[Task requirements] Print the data below exactly as it stands, and keep the pictures out.

[Given information]
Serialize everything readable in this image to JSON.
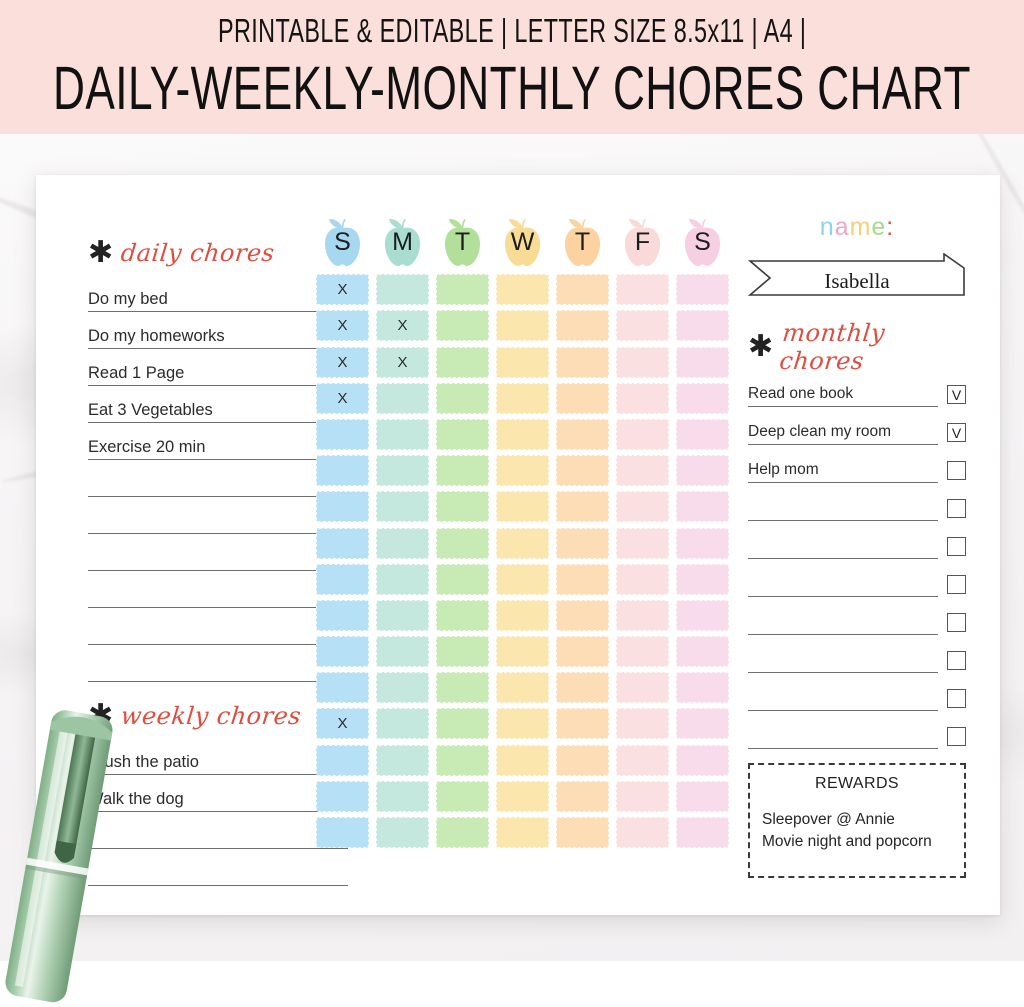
{
  "banner": {
    "subtitle": "PRINTABLE & EDITABLE | LETTER SIZE 8.5x11 | A4 |",
    "title": "DAILY-WEEKLY-MONTHLY CHORES CHART",
    "bg_color": "#fadfda"
  },
  "daily": {
    "heading": "daily chores",
    "star": "✱",
    "items": [
      "Do my bed",
      "Do my homeworks",
      "Read 1 Page",
      "Eat 3 Vegetables",
      "Exercise 20 min",
      "",
      "",
      "",
      "",
      "",
      ""
    ]
  },
  "weekly": {
    "heading": "weekly chores",
    "star": "✱",
    "items": [
      "Brush the patio",
      "Walk the dog",
      "",
      ""
    ]
  },
  "name": {
    "label_letters": [
      {
        "ch": "n",
        "color": "#8fd3e8"
      },
      {
        "ch": "a",
        "color": "#f2a7bd"
      },
      {
        "ch": "m",
        "color": "#f6cf7d"
      },
      {
        "ch": "e",
        "color": "#a8d98b"
      },
      {
        "ch": ":",
        "color": "#e24c3f"
      }
    ],
    "value": "Isabella",
    "placeholder": "Name"
  },
  "monthly": {
    "heading": "monthly chores",
    "star": "✱",
    "check_mark": "V",
    "items": [
      {
        "text": "Read one book",
        "checked": true
      },
      {
        "text": "Deep clean my room",
        "checked": true
      },
      {
        "text": "Help mom",
        "checked": false
      },
      {
        "text": "",
        "checked": false
      },
      {
        "text": "",
        "checked": false
      },
      {
        "text": "",
        "checked": false
      },
      {
        "text": "",
        "checked": false
      },
      {
        "text": "",
        "checked": false
      },
      {
        "text": "",
        "checked": false
      },
      {
        "text": "",
        "checked": false
      }
    ]
  },
  "rewards": {
    "title": "REWARDS",
    "items": [
      "Sleepover @ Annie",
      "Movie night and popcorn"
    ]
  },
  "chart_data": {
    "type": "table",
    "title": "Daily-Weekly-Monthly Chores Chart",
    "columns": [
      "S",
      "M",
      "T",
      "W",
      "T",
      "F",
      "S"
    ],
    "column_colors": [
      "#b6e0f5",
      "#c4e8dd",
      "#c8eab5",
      "#fbe6ad",
      "#fcddb5",
      "#fae0e0",
      "#f9dceb"
    ],
    "header_apple_colors": [
      "#a8d8f0",
      "#a9ddd0",
      "#b2e09a",
      "#f8dc96",
      "#fbd2a0",
      "#fad9d9",
      "#f6cfe2"
    ],
    "rows": 16,
    "mark": "X",
    "marks": [
      {
        "row": 1,
        "col": 1
      },
      {
        "row": 2,
        "col": 1
      },
      {
        "row": 2,
        "col": 2
      },
      {
        "row": 3,
        "col": 1
      },
      {
        "row": 3,
        "col": 2
      },
      {
        "row": 4,
        "col": 1
      },
      {
        "row": 13,
        "col": 1
      }
    ]
  },
  "colors": {
    "accent_red": "#e24c3f",
    "banner_pink": "#fadfda",
    "rule_gray": "#6e6e6e"
  }
}
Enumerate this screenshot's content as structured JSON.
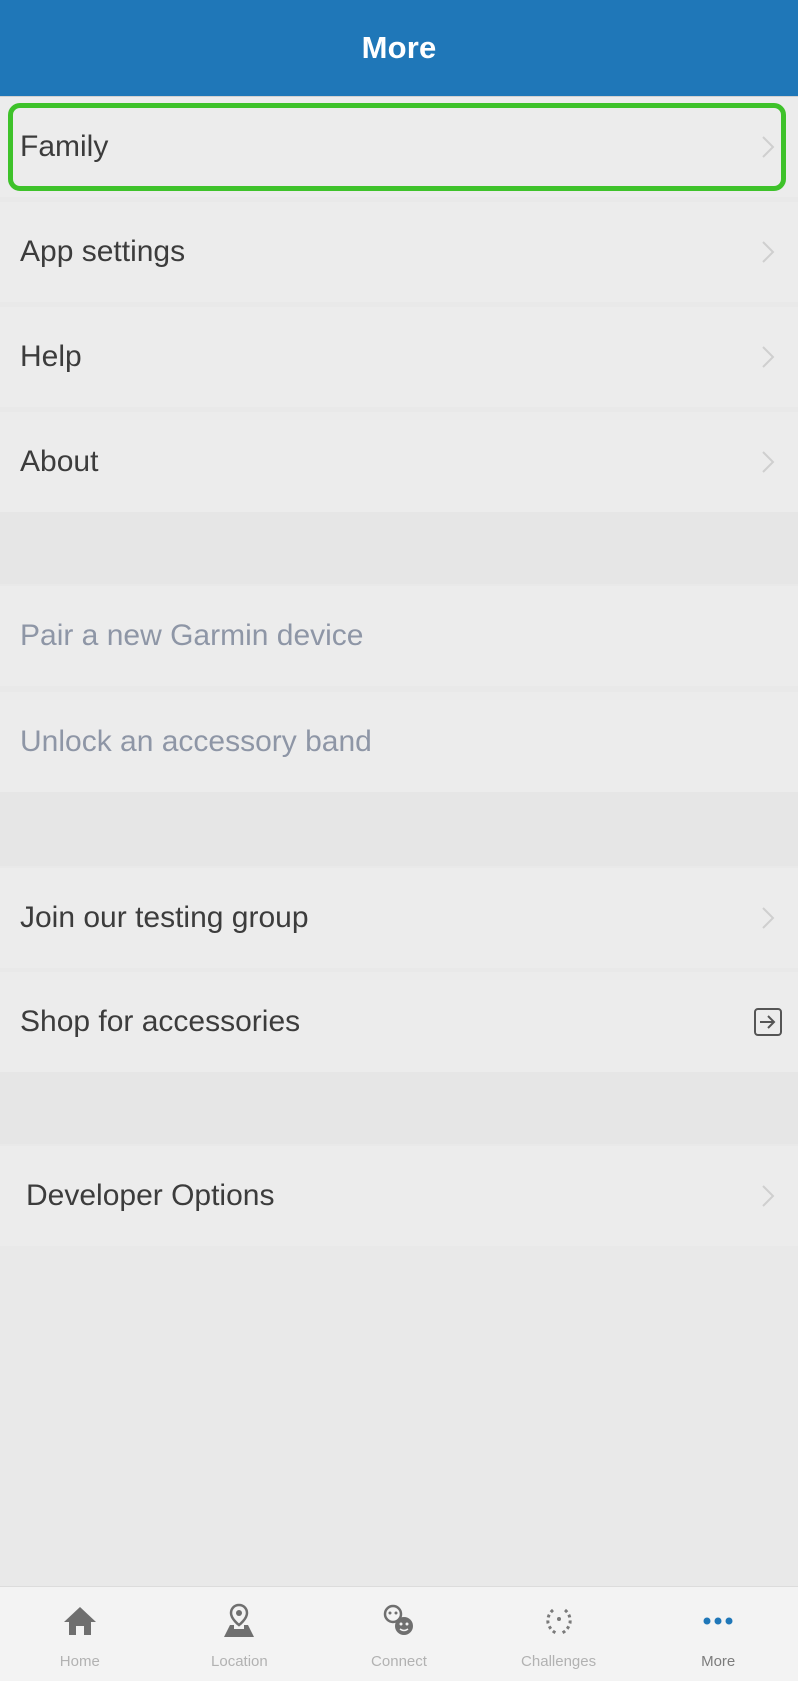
{
  "header": {
    "title": "More"
  },
  "menu": {
    "group1": [
      {
        "label": "Family"
      },
      {
        "label": "App settings"
      },
      {
        "label": "Help"
      },
      {
        "label": "About"
      }
    ],
    "group2": [
      {
        "label": "Pair a new Garmin device"
      },
      {
        "label": "Unlock an accessory band"
      }
    ],
    "group3": [
      {
        "label": "Join our testing group"
      },
      {
        "label": "Shop for accessories"
      }
    ],
    "group4": [
      {
        "label": "Developer Options"
      }
    ]
  },
  "tabs": [
    {
      "label": "Home",
      "icon": "home-icon"
    },
    {
      "label": "Location",
      "icon": "location-icon"
    },
    {
      "label": "Connect",
      "icon": "connect-icon"
    },
    {
      "label": "Challenges",
      "icon": "challenges-icon"
    },
    {
      "label": "More",
      "icon": "more-icon",
      "active": true
    }
  ],
  "colors": {
    "header": "#1f77b8",
    "highlight": "#3ec22a",
    "link_text": "#8e96a6"
  }
}
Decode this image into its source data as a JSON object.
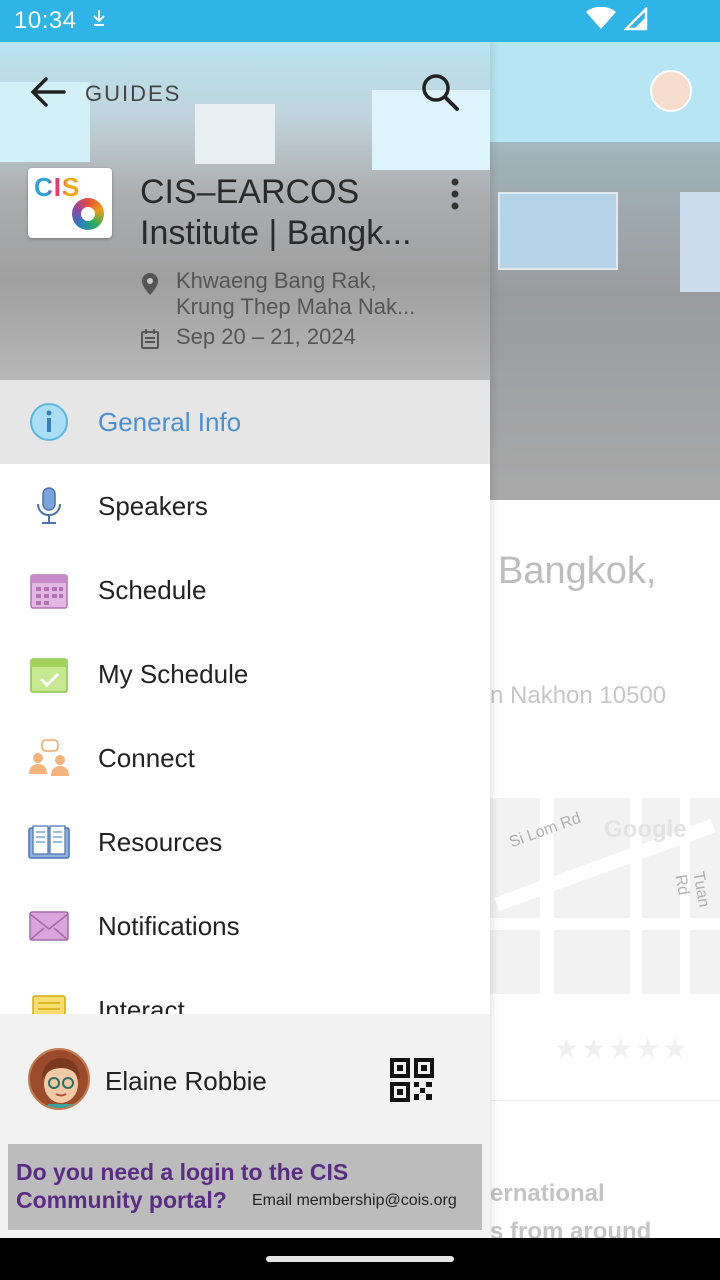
{
  "status_bar": {
    "time": "10:34",
    "download_icon": "download-arrow-icon",
    "wifi_icon": "wifi-icon",
    "signal_icon": "cell-signal-icon"
  },
  "background_screen": {
    "title_fragment": "Bangkok,",
    "address_fragment": "n Nakhon 10500",
    "map_roads": [
      "Si Lom Rd",
      "Tuan Rd"
    ],
    "map_logo": "Google",
    "rating_stars": "★★★★★",
    "text_line_1": "ernational",
    "text_line_2": "s from around"
  },
  "drawer": {
    "header": {
      "back_icon": "arrow-back-icon",
      "guides_label": "GUIDES",
      "search_icon": "search-icon",
      "logo_text": "CIS",
      "title_line_1": "CIS–EARCOS",
      "title_line_2": "Institute | Bangk...",
      "more_icon": "more-vertical-icon",
      "location_line_1": "Khwaeng Bang Rak,",
      "location_line_2": "Krung Thep Maha Nak...",
      "dates": "Sep 20 – 21, 2024"
    },
    "menu": [
      {
        "label": "General Info",
        "icon": "info-icon",
        "active": true
      },
      {
        "label": "Speakers",
        "icon": "microphone-icon",
        "active": false
      },
      {
        "label": "Schedule",
        "icon": "calendar-icon",
        "active": false
      },
      {
        "label": "My Schedule",
        "icon": "calendar-check-icon",
        "active": false
      },
      {
        "label": "Connect",
        "icon": "people-chat-icon",
        "active": false
      },
      {
        "label": "Resources",
        "icon": "open-book-icon",
        "active": false
      },
      {
        "label": "Notifications",
        "icon": "envelope-icon",
        "active": false
      },
      {
        "label": "Interact",
        "icon": "note-icon",
        "active": false
      }
    ],
    "footer": {
      "user_name": "Elaine Robbie",
      "qr_icon": "qr-code-icon",
      "banner_line_1": "Do you need a login to the CIS",
      "banner_line_2": "Community portal?",
      "banner_email": "Email membership@cois.org"
    }
  },
  "colors": {
    "status_bar": "#2eb4e6",
    "active_label": "#4a8fd0",
    "active_row": "#e6e6e6",
    "banner_text": "#5b2c83"
  }
}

[Exercise solution]
Serialize everything readable in this image to JSON.
{
  "banner": {
    "subtitle": "PRINTABLE & EDITABLE | LETTER SIZE 8.5x11 | A4 |",
    "title": "DAILY-WEEKLY-MONTHLY CHORES CHART",
    "bg_color": "#fadfda"
  },
  "daily": {
    "heading": "daily chores",
    "star": "✱",
    "items": [
      "Do my bed",
      "Do my homeworks",
      "Read 1 Page",
      "Eat 3 Vegetables",
      "Exercise 20 min",
      "",
      "",
      "",
      "",
      "",
      ""
    ]
  },
  "weekly": {
    "heading": "weekly chores",
    "star": "✱",
    "items": [
      "Brush the patio",
      "Walk the dog",
      "",
      ""
    ]
  },
  "name": {
    "label_letters": [
      {
        "ch": "n",
        "color": "#8fd3e8"
      },
      {
        "ch": "a",
        "color": "#f2a7bd"
      },
      {
        "ch": "m",
        "color": "#f6cf7d"
      },
      {
        "ch": "e",
        "color": "#a8d98b"
      },
      {
        "ch": ":",
        "color": "#e24c3f"
      }
    ],
    "value": "Isabella",
    "placeholder": "Name"
  },
  "monthly": {
    "heading": "monthly chores",
    "star": "✱",
    "check_mark": "V",
    "items": [
      {
        "text": "Read one book",
        "checked": true
      },
      {
        "text": "Deep clean my room",
        "checked": true
      },
      {
        "text": "Help mom",
        "checked": false
      },
      {
        "text": "",
        "checked": false
      },
      {
        "text": "",
        "checked": false
      },
      {
        "text": "",
        "checked": false
      },
      {
        "text": "",
        "checked": false
      },
      {
        "text": "",
        "checked": false
      },
      {
        "text": "",
        "checked": false
      },
      {
        "text": "",
        "checked": false
      }
    ]
  },
  "rewards": {
    "title": "REWARDS",
    "items": [
      "Sleepover @ Annie",
      "Movie night and popcorn"
    ]
  },
  "chart_data": {
    "type": "table",
    "title": "Daily-Weekly-Monthly Chores Chart",
    "columns": [
      "S",
      "M",
      "T",
      "W",
      "T",
      "F",
      "S"
    ],
    "column_colors": [
      "#b6e0f5",
      "#c4e8dd",
      "#c8eab5",
      "#fbe6ad",
      "#fcddb5",
      "#fae0e0",
      "#f9dceb"
    ],
    "header_apple_colors": [
      "#a8d8f0",
      "#a9ddd0",
      "#b2e09a",
      "#f8dc96",
      "#fbd2a0",
      "#fad9d9",
      "#f6cfe2"
    ],
    "rows": 16,
    "mark": "X",
    "marks": [
      {
        "row": 1,
        "col": 1
      },
      {
        "row": 2,
        "col": 1
      },
      {
        "row": 2,
        "col": 2
      },
      {
        "row": 3,
        "col": 1
      },
      {
        "row": 3,
        "col": 2
      },
      {
        "row": 4,
        "col": 1
      },
      {
        "row": 13,
        "col": 1
      }
    ]
  },
  "colors": {
    "accent_red": "#e24c3f",
    "banner_pink": "#fadfda",
    "rule_gray": "#6e6e6e"
  }
}
Enumerate this screenshot's content as structured JSON.
{
  "header": {
    "title": "More"
  },
  "menu": {
    "group1": [
      {
        "label": "Family"
      },
      {
        "label": "App settings"
      },
      {
        "label": "Help"
      },
      {
        "label": "About"
      }
    ],
    "group2": [
      {
        "label": "Pair a new Garmin device"
      },
      {
        "label": "Unlock an accessory band"
      }
    ],
    "group3": [
      {
        "label": "Join our testing group"
      },
      {
        "label": "Shop for accessories"
      }
    ],
    "group4": [
      {
        "label": "Developer Options"
      }
    ]
  },
  "tabs": [
    {
      "label": "Home",
      "icon": "home-icon"
    },
    {
      "label": "Location",
      "icon": "location-icon"
    },
    {
      "label": "Connect",
      "icon": "connect-icon"
    },
    {
      "label": "Challenges",
      "icon": "challenges-icon"
    },
    {
      "label": "More",
      "icon": "more-icon",
      "active": true
    }
  ],
  "colors": {
    "header": "#1f77b8",
    "highlight": "#3ec22a",
    "link_text": "#8e96a6"
  }
}
Decode this image into its source data as a JSON object.
{
  "status_bar": {
    "time": "10:34",
    "download_icon": "download-arrow-icon",
    "wifi_icon": "wifi-icon",
    "signal_icon": "cell-signal-icon"
  },
  "background_screen": {
    "title_fragment": "Bangkok,",
    "address_fragment": "n Nakhon 10500",
    "map_roads": [
      "Si Lom Rd",
      "Tuan Rd"
    ],
    "map_logo": "Google",
    "rating_stars": "★★★★★",
    "text_line_1": "ernational",
    "text_line_2": "s from around"
  },
  "drawer": {
    "header": {
      "back_icon": "arrow-back-icon",
      "guides_label": "GUIDES",
      "search_icon": "search-icon",
      "logo_text": "CIS",
      "title_line_1": "CIS–EARCOS",
      "title_line_2": "Institute | Bangk...",
      "more_icon": "more-vertical-icon",
      "location_line_1": "Khwaeng Bang Rak,",
      "location_line_2": "Krung Thep Maha Nak...",
      "dates": "Sep 20 – 21, 2024"
    },
    "menu": [
      {
        "label": "General Info",
        "icon": "info-icon",
        "active": true
      },
      {
        "label": "Speakers",
        "icon": "microphone-icon",
        "active": false
      },
      {
        "label": "Schedule",
        "icon": "calendar-icon",
        "active": false
      },
      {
        "label": "My Schedule",
        "icon": "calendar-check-icon",
        "active": false
      },
      {
        "label": "Connect",
        "icon": "people-chat-icon",
        "active": false
      },
      {
        "label": "Resources",
        "icon": "open-book-icon",
        "active": false
      },
      {
        "label": "Notifications",
        "icon": "envelope-icon",
        "active": false
      },
      {
        "label": "Interact",
        "icon": "note-icon",
        "active": false
      }
    ],
    "footer": {
      "user_name": "Elaine Robbie",
      "qr_icon": "qr-code-icon",
      "banner_line_1": "Do you need a login to the CIS",
      "banner_line_2": "Community portal?",
      "banner_email": "Email membership@cois.org"
    }
  },
  "colors": {
    "status_bar": "#2eb4e6",
    "active_label": "#4a8fd0",
    "active_row": "#e6e6e6",
    "banner_text": "#5b2c83"
  }
}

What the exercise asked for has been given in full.